The boy's body was a horrible sight to see. Wrapped around his little neck was a cord tied so tightly that the police struggled to untangle it. Ultimately, they would just leave it wrapped around Jesualdo Giordano in fear that removing it may do more damage to his face and neck.
Three-year-old Jesualdo had no real chance against his attacker, who was several years older than him. At first, leaving his mother's side was a good idea. The older boy who took his hand had offered him candy—a rare delicacy in his part of Argentina. Still, Jesualdo might have recognized his fatal mistake when the older boy led him further away from the crowds and into the desolate wilderness.
The torture Jesualdo sustained must have been of excruciating horror. His small hands and feet were tied and his body and face battered. A large rock planted next to his cold carcass explained why his head was caving inwards. But by far the worst, unspeakable act of sadism the boy had experienced was when the boy who offered him candy pinned him down and drove a large nail into his skull.
When the police found the rotting corpse down a weeded ditch, the mother grieved. The priest helped comfort her—saying that God has a plan for everyone—but he knew differently. There was no plan for this boy and surely, no truly loving God would allow such a small innocent creature to endure the agonizing death that three-year-old Jesualdo Giordano had endured.
At his wake, the entire town paid their respects. The dead boy laid peacefully in his casket—makeup dabbed to cover the hole in his head. The police officers investigating the crime knew that Jesualdo's killer would be in attendance. However, they didn't expect him to be brazen enough to walk up to the open casket. Much less to brush his fingers over the boy's forehead. The killer, Cayetano Santos Godino, wanted to see if the nail he shoved inside the child's head was still there.
Cayetano Santos Godino was sixteen-years-old when he slew Jesualdo Giordano. Local police had suspected him of the awful crime, but had nothing but their speculations until his unusual actions at the wake confirmed their suspicions correct.
They knew of Cayetano's violent past—everyone around town knew—and suspected him of at least three other equally brutal murders. He eventually confessed everything.

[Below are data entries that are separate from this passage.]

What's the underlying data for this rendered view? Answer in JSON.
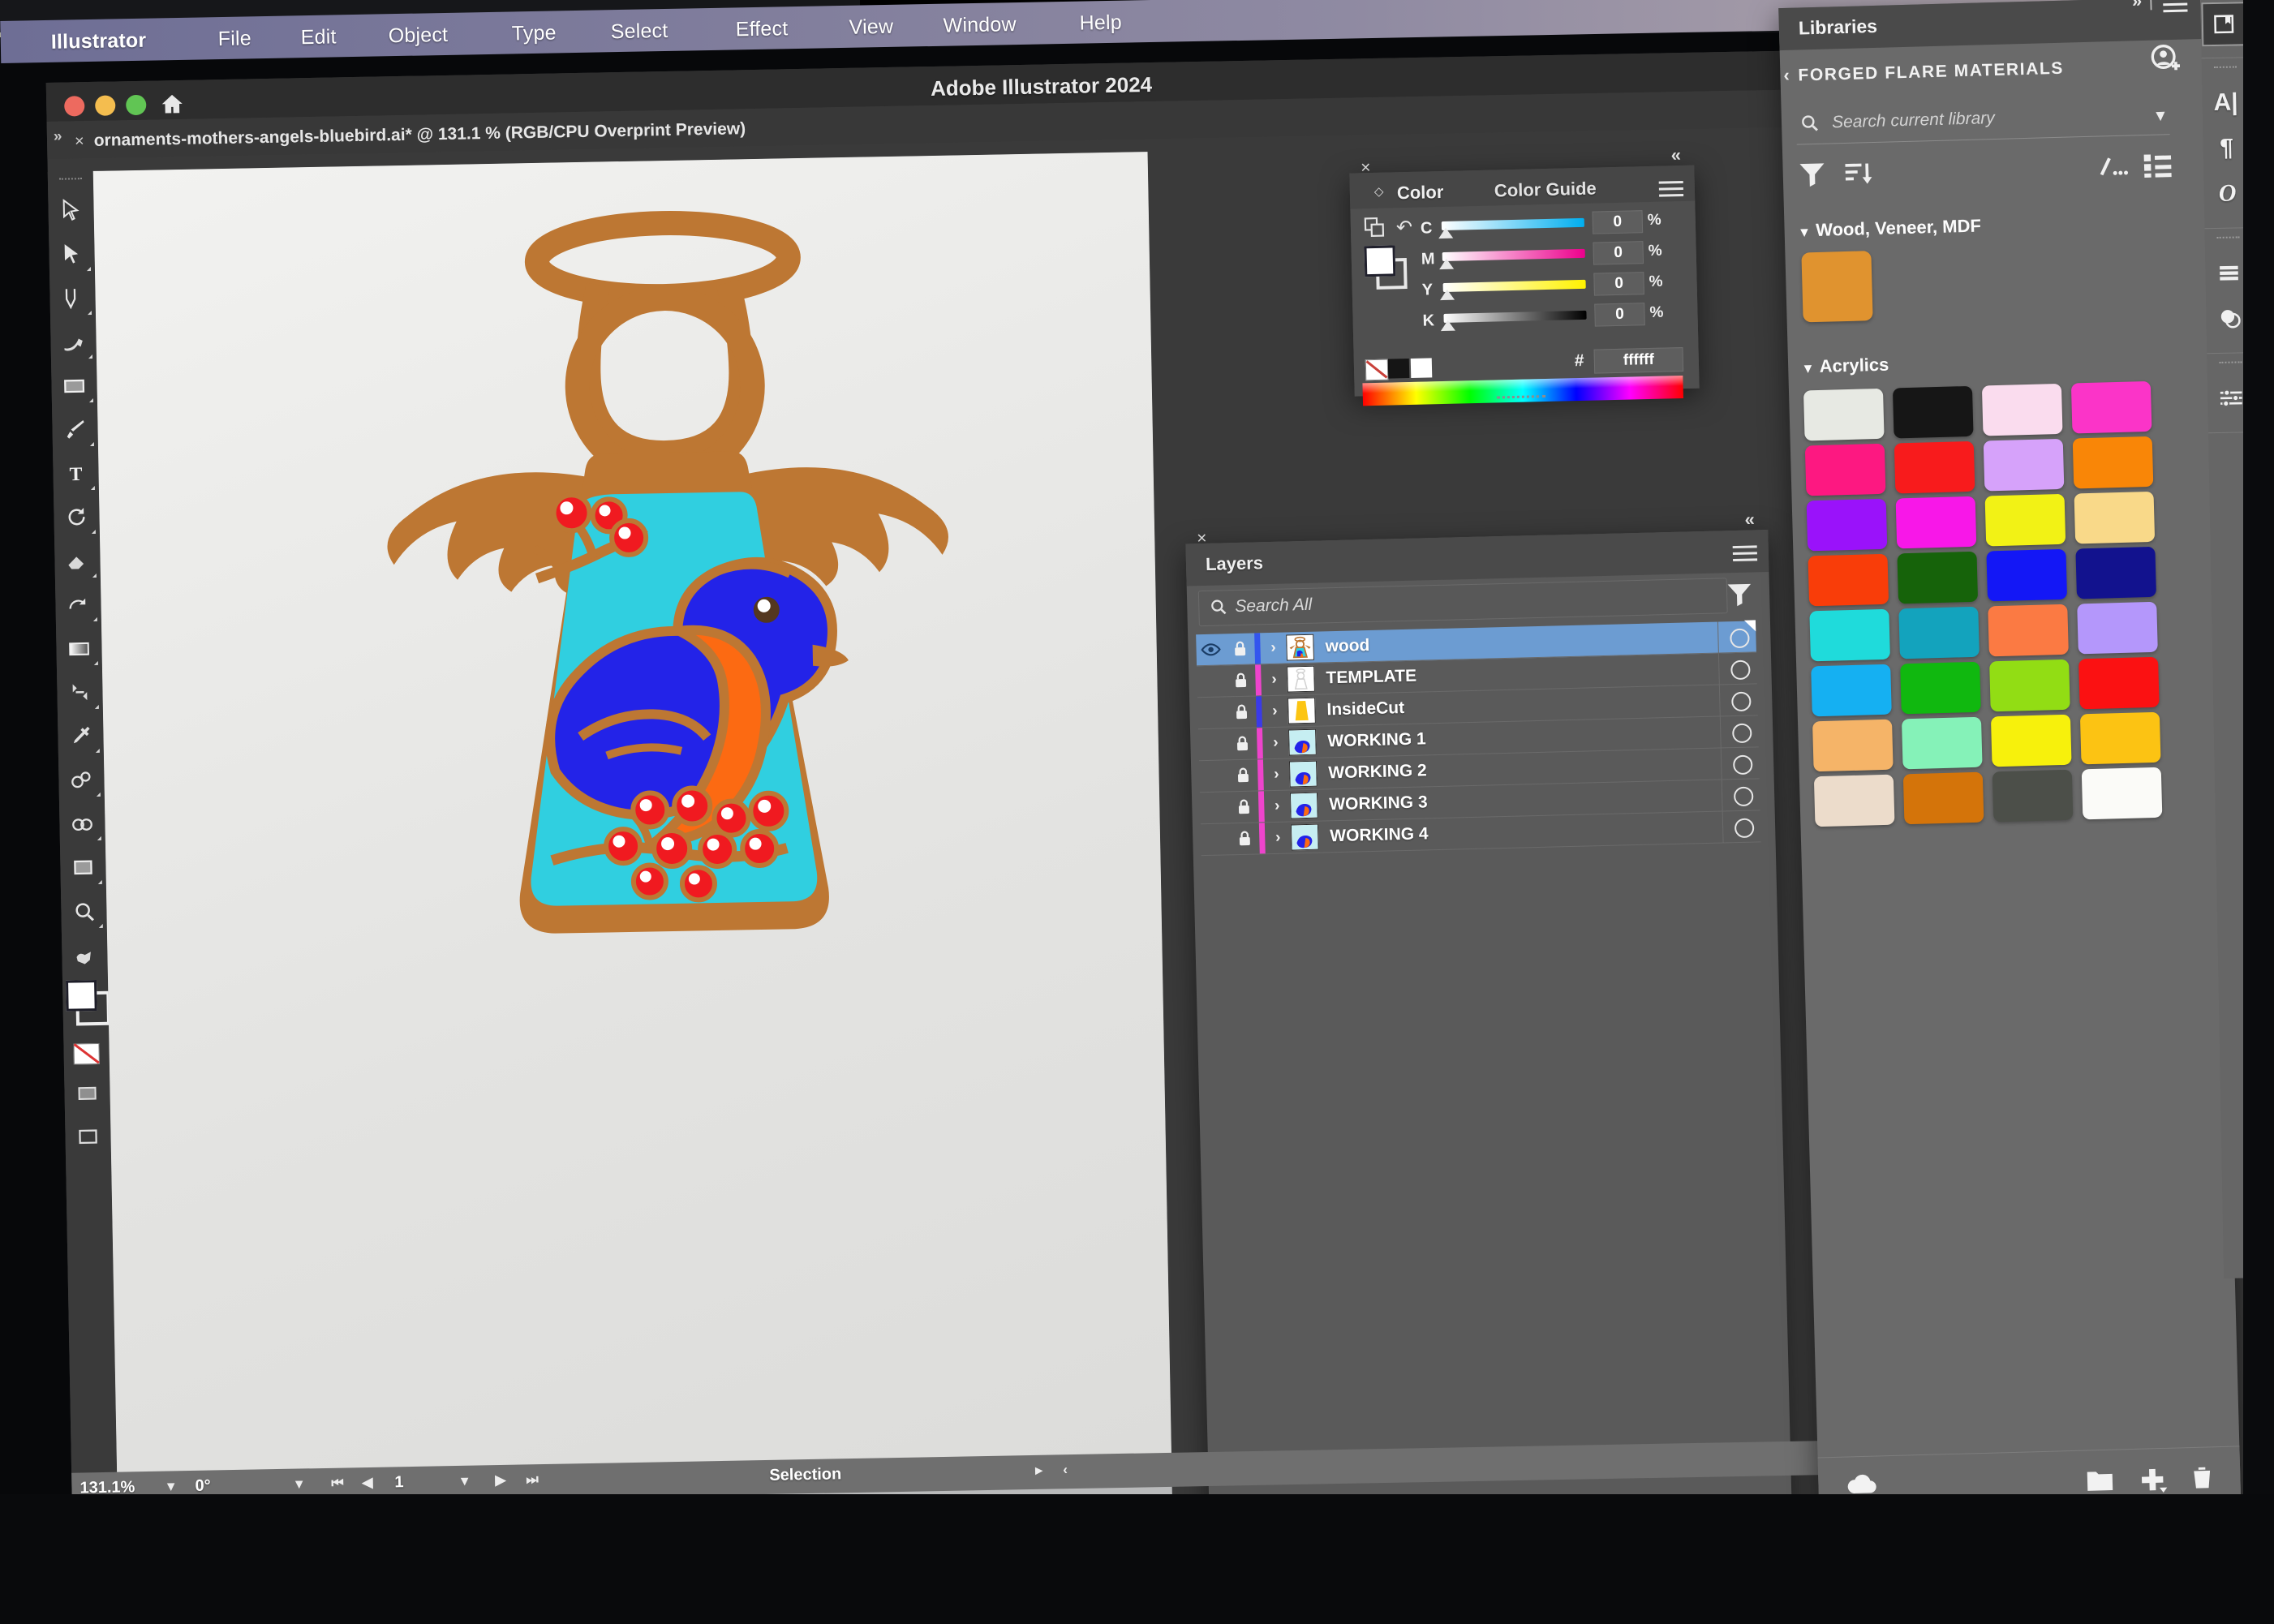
{
  "os_menu": {
    "items": [
      "Illustrator",
      "File",
      "Edit",
      "Object",
      "Type",
      "Select",
      "Effect",
      "View",
      "Window",
      "Help"
    ]
  },
  "app": {
    "title": "Adobe Illustrator 2024",
    "home_icon": "home-icon"
  },
  "document_tab": {
    "close_label": "×",
    "title": "ornaments-mothers-angels-bluebird.ai* @ 131.1 % (RGB/CPU Overprint Preview)"
  },
  "toolbar": {
    "tools": [
      {
        "name": "selection-tool",
        "glyph": "arrow"
      },
      {
        "name": "direct-selection-tool",
        "glyph": "arrow-filled"
      },
      {
        "name": "pen-tool",
        "glyph": "pen"
      },
      {
        "name": "curvature-tool",
        "glyph": "curvature"
      },
      {
        "name": "rectangle-tool",
        "glyph": "rect"
      },
      {
        "name": "paintbrush-tool",
        "glyph": "brush"
      },
      {
        "name": "type-tool",
        "glyph": "T"
      },
      {
        "name": "rotate-tool",
        "glyph": "rotate"
      },
      {
        "name": "eraser-tool",
        "glyph": "eraser"
      },
      {
        "name": "scale-tool",
        "glyph": "scale"
      },
      {
        "name": "gradient-tool",
        "glyph": "gradient"
      },
      {
        "name": "width-tool",
        "glyph": "width"
      },
      {
        "name": "eyedropper-tool",
        "glyph": "eyedropper"
      },
      {
        "name": "blend-tool",
        "glyph": "blend"
      },
      {
        "name": "shape-builder-tool",
        "glyph": "shapebuilder"
      },
      {
        "name": "artboard-tool",
        "glyph": "artboard"
      },
      {
        "name": "zoom-tool",
        "glyph": "zoom"
      },
      {
        "name": "hand-tool",
        "glyph": "hand"
      }
    ]
  },
  "color_panel": {
    "tabs": [
      {
        "label": "Color",
        "active": true
      },
      {
        "label": "Color Guide",
        "active": false
      }
    ],
    "sliders": [
      {
        "label": "C",
        "value": "0",
        "unit": "%",
        "track": "cyan"
      },
      {
        "label": "M",
        "value": "0",
        "unit": "%",
        "track": "magenta"
      },
      {
        "label": "Y",
        "value": "0",
        "unit": "%",
        "track": "yellow"
      },
      {
        "label": "K",
        "value": "0",
        "unit": "%",
        "track": "black"
      }
    ],
    "hex_symbol": "#",
    "hex_value": "ffffff",
    "fill_color": "#ffffff",
    "stroke_color": "#ffffff",
    "collapse_label": "«",
    "close_label": "×"
  },
  "layers_panel": {
    "tab_label": "Layers",
    "close_label": "×",
    "collapse_label": "«",
    "search_placeholder": "Search All",
    "search_value": "",
    "rows": [
      {
        "name": "wood",
        "visible": true,
        "locked": true,
        "selected": true,
        "color": "#3355ee",
        "thumb": "angel"
      },
      {
        "name": "TEMPLATE",
        "visible": false,
        "locked": true,
        "selected": false,
        "color": "#ee44cc",
        "thumb": "angel-faint"
      },
      {
        "name": "InsideCut",
        "visible": false,
        "locked": true,
        "selected": false,
        "color": "#3a3ae8",
        "thumb": "yellow"
      },
      {
        "name": "WORKING 1",
        "visible": false,
        "locked": true,
        "selected": false,
        "color": "#ee44cc",
        "thumb": "bird"
      },
      {
        "name": "WORKING 2",
        "visible": false,
        "locked": true,
        "selected": false,
        "color": "#ee44cc",
        "thumb": "bird"
      },
      {
        "name": "WORKING 3",
        "visible": false,
        "locked": true,
        "selected": false,
        "color": "#ee44cc",
        "thumb": "bird"
      },
      {
        "name": "WORKING 4",
        "visible": false,
        "locked": true,
        "selected": false,
        "color": "#ee44cc",
        "thumb": "bird"
      }
    ]
  },
  "libraries_panel": {
    "tab_label": "Libraries",
    "library_name": "FORGED FLARE MATERIALS",
    "back_label": "‹",
    "search_placeholder": "Search current library",
    "search_value": "",
    "overflow_label": "»",
    "groups": [
      {
        "title": "Wood, Veneer, MDF",
        "expanded": true,
        "swatches": [
          "#e0932f"
        ]
      },
      {
        "title": "Acrylics",
        "expanded": true,
        "swatches": [
          "#e7e9e3",
          "#161616",
          "#fadcee",
          "#fb34c8",
          "#fd1881",
          "#f81b1c",
          "#d6a2fa",
          "#f98607",
          "#9a12fa",
          "#f817e8",
          "#f2f215",
          "#f9d989",
          "#f93d09",
          "#16630a",
          "#1317f6",
          "#12128e",
          "#1fdbdb",
          "#13a3bd",
          "#fb7a43",
          "#b497fb",
          "#15b0f2",
          "#10b80f",
          "#92dd14",
          "#fb1112",
          "#f5b468",
          "#85f2b8",
          "#f7f10c",
          "#fcc313",
          "#ecdccb",
          "#d4740a",
          "#4c4f49",
          "#fbfbf8"
        ]
      }
    ],
    "footer_icons": [
      "cloud-icon",
      "new-folder-icon",
      "add-icon",
      "delete-icon"
    ]
  },
  "right_dock": {
    "items": [
      {
        "name": "libraries-icon",
        "glyph": "books",
        "active": true
      },
      {
        "name": "character-icon",
        "glyph": "A"
      },
      {
        "name": "paragraph-icon",
        "glyph": "¶"
      },
      {
        "name": "glyphs-icon",
        "glyph": "O"
      },
      {
        "name": "align-icon",
        "glyph": "lines"
      },
      {
        "name": "transparency-icon",
        "glyph": "circles"
      },
      {
        "name": "properties-icon",
        "glyph": "sliders"
      }
    ]
  },
  "status_bar": {
    "zoom": "131.1%",
    "rotation": "0°",
    "page": "1",
    "tool_status": "Selection",
    "first_label": "⏮",
    "prev_label": "◀",
    "next_label": "▶",
    "last_label": "⏭",
    "carat": "‹"
  },
  "artwork": {
    "name": "angel-ornament-bluebird",
    "colors": {
      "wood": "#bd7733",
      "wood_dark": "#a7662a",
      "sky": "#30cfe0",
      "bird_blue": "#2323e8",
      "bird_breast": "#fc6a12",
      "berry": "#f01a20",
      "berry_dot": "#ffffff",
      "eye": "#54371f"
    }
  }
}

Known as 'El Petiso Orejudo (Tiny Ears)', or 'The Big-Eared Midget', Cayetano spent most of his childhood inflicting pain on those smaller and more vulnerable than himself.
Italian born but Argentina raised, Cayetano lived an extremely unhappy existence as the last of eight born to a syphilitic drunk father and an equally drunk and worthless mother. The miserable parents were no better than Cayetano as they too inflicted pain on those—their own children—smaller and more vulnerable than themselves.
In 1904, Cayetano was only seven got his first taste of violence, which he throughly enjoyed. The two-year-old Miguel de Paoli didn't die, but that wasn't Cayetano's goal. Miguel was lucky that a passing police officer witnessed his big-eared bully toss the battered boy down the embankment.
Since Cayetano was a minor, he was not charged and released the same day. His father, in his usual drunken stupor, retrieved his offspring from the station, whipped him, and then dumped him out on the street. When his mother asked why he had disowned his own son, he showed her the two shoe boxes he found stashed under the boy's bed. Inside were several dead pigeons. Their wings were snapped in several pieces. Their eyes had burned their eyes out with cigarettes.
Cayetano didn't kill all of his victims in his sixteen years of terror, and at least seven would live to recount of their horrifying experience. Much like the dead pigeons stuffed under his bed, some of the victims had had their eyes burnt out, their limbs broken, and some were even buried alive.
Ultimately, Cayetano Santos Godino admitted to four murders, two of which were burned alive. Doctors agreed that Cayetano was "mentally unbalanced" and his "ears were to blame for his wickedness".
For his crimes, El Petiso Orejudo spent the rest of his life locked in a prison cell. That is, until another inmate murdered him in 1944 at age forty-eight, after Cayetano strangled to death his pet cat and strung the body up from his bunk bed.